The first name that comes to mind is naturally that of Vaikom Muhammad Basheer. The spirit of whatever I have tried to communicate about Eid above may be seen in his famous book Entuppooppaakku Oraana Undaarnnu (‘My Granddad had an Elephant’). Other major writers in Malayalam whose works reflect on Eid and Muslim life in Kerala are NP Muhammad, PA Muhammad Koya, UA Kadar, Akbar Kakkattil, MT Vasudevan Nair, SK Pottakkad, and above all PC Kuttikrishnan (known by his penname, ‘Uroob’, also the word for dusk in Arabic).

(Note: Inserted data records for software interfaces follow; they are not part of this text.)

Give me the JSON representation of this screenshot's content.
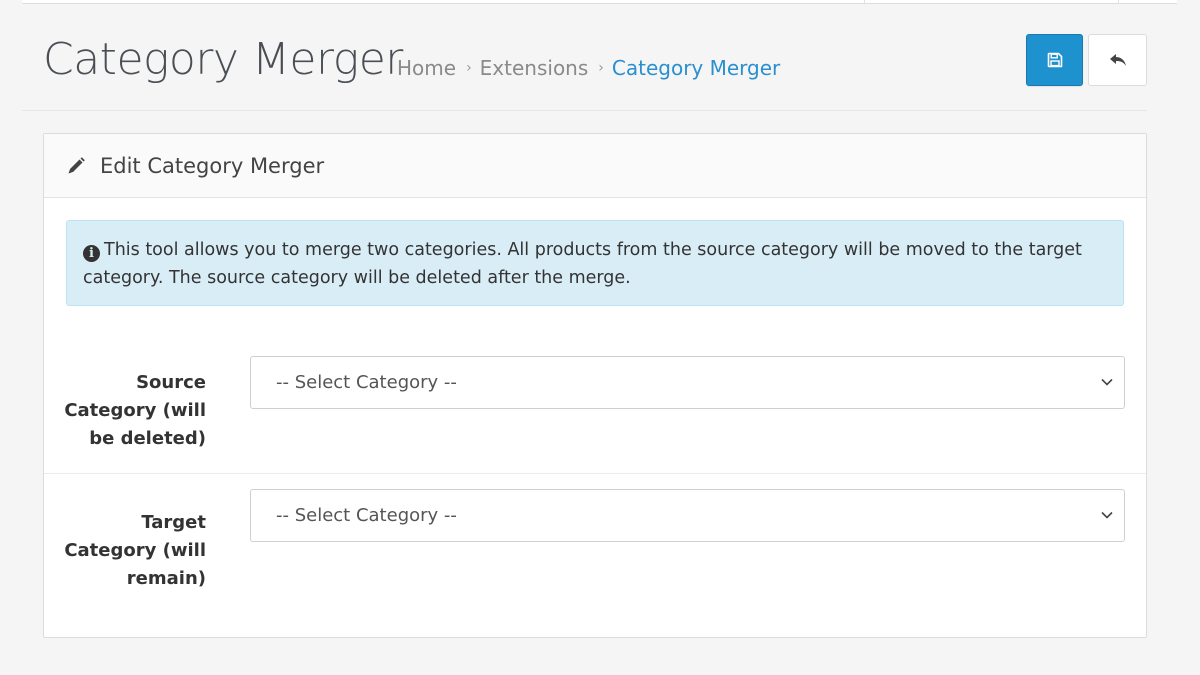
{
  "header": {
    "title": "Category Merger",
    "breadcrumb": [
      {
        "label": "Home",
        "active": false
      },
      {
        "label": "Extensions",
        "active": false
      },
      {
        "label": "Category Merger",
        "active": true
      }
    ],
    "separator": "›",
    "buttons": {
      "save_icon": "save-icon",
      "back_icon": "reply-icon"
    }
  },
  "panel": {
    "title": "Edit Category Merger",
    "title_icon": "pencil-icon",
    "alert": {
      "icon": "info-circle-icon",
      "text": "This tool allows you to merge two categories. All products from the source category will be moved to the target category. The source category will be deleted after the merge."
    },
    "fields": [
      {
        "label": "Source Category (will be deleted)",
        "selected": "-- Select Category --"
      },
      {
        "label": "Target Category (will remain)",
        "selected": "-- Select Category --"
      }
    ]
  },
  "colors": {
    "primary": "#1e91cf",
    "link_active": "#2a8fcf",
    "alert_bg": "#d9edf7"
  }
}
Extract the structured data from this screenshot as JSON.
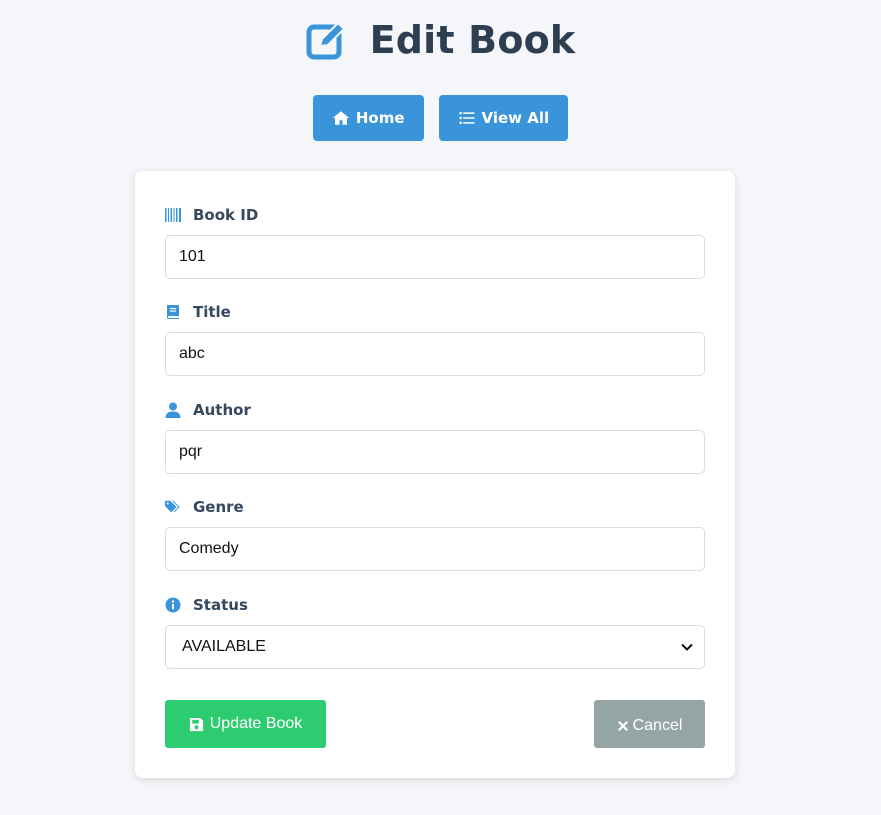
{
  "page": {
    "title": "Edit Book",
    "title_icon": "edit-icon"
  },
  "nav": {
    "home_label": "Home",
    "home_icon": "home-icon",
    "view_all_label": "View All",
    "view_all_icon": "list-icon"
  },
  "form": {
    "book_id": {
      "label": "Book ID",
      "value": "101",
      "icon": "barcode-icon"
    },
    "title": {
      "label": "Title",
      "value": "abc",
      "icon": "book-icon"
    },
    "author": {
      "label": "Author",
      "value": "pqr",
      "icon": "user-icon"
    },
    "genre": {
      "label": "Genre",
      "value": "Comedy",
      "icon": "tags-icon"
    },
    "status": {
      "label": "Status",
      "value": "AVAILABLE",
      "icon": "info-circle-icon"
    }
  },
  "actions": {
    "update_label": "Update Book",
    "update_icon": "save-icon",
    "cancel_label": "Cancel",
    "cancel_icon": "times-icon"
  },
  "colors": {
    "accent": "#3a94d9",
    "success": "#2ecc71",
    "muted": "#95a5a6",
    "heading": "#2c3e50",
    "background": "#f4f6f9"
  }
}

Let me speak about an important Malayalam work on a Shia Sufi tradition. The oldest Mappila songs in Kerala were written by Khali Muhammad in c. 1607. These songs were written in sweet and simple Malayalam. They celebrate the life of a Baghdadi Sufi, Mohiyuddin Sheikh Abdul Qadir Al-Jilani (1078–1166). In the same period that legendary Malayalam Bhakti poet Poonthanam was writing his 'Jnana Pana' (song of wisdom), Khali Muhammad was writing in equally beautiful Malayalam. The following lines are an instance:
Kasamerum Raavil Nadannangu Pokumbol

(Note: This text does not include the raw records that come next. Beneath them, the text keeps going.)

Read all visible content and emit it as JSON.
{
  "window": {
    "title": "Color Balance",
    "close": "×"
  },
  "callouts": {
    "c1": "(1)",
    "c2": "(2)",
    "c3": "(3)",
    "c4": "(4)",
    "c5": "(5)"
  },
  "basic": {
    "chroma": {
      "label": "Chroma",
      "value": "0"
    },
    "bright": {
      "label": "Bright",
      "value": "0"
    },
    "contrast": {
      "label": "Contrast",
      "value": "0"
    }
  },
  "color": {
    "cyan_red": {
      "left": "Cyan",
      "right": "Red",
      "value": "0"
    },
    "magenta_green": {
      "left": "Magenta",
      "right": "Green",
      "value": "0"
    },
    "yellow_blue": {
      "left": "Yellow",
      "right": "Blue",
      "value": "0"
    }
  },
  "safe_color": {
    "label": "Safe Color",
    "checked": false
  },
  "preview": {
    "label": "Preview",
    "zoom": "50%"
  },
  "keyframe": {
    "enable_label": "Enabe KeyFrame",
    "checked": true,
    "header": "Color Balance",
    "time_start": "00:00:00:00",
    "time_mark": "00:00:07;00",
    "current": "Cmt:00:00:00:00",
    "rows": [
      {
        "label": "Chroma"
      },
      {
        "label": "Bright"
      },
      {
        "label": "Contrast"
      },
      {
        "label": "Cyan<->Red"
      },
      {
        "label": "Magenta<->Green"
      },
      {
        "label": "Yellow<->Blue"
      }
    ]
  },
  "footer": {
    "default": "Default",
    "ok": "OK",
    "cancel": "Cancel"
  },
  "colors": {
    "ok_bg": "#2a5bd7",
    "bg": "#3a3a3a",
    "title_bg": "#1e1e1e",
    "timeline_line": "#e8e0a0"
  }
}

Kaiviral Choottaakki Kaatti Nadannavar
(He who walking through the dense darkness of midnight
Made his forefinger a taper to show the path to others)
Women in Islam
The Prophet always supported the cause of women. Even during periods of war he had his wife Aisha by his side. If that is true, then for me it is a certainty that he would have allowed women to participate in prayers. Even today, women are allowed in the holy shrines in Mecca and Medina. All anti-women tendencies in Islam emerged during the latter part of history, possibly due to a nexus between the clergy and the nobility. We see that now people discuss Taliban diktats against sending girls to school. What is new in this? In Kerala, even in the 1930s, such anti-women measures were prevalent in the community. In March 1930, at the fourth state conference of the Samastha Kerala Islam Matha Vidyabhyasa Board (All Kerala Islamic Education Board), a decision was taken to ban girls from going to schools. I should not forget to mention Kozhikode Mohammad Abdur Rahman Sahib, the legendary leader of Malabar, who stood for the rights of Muslim girls to education.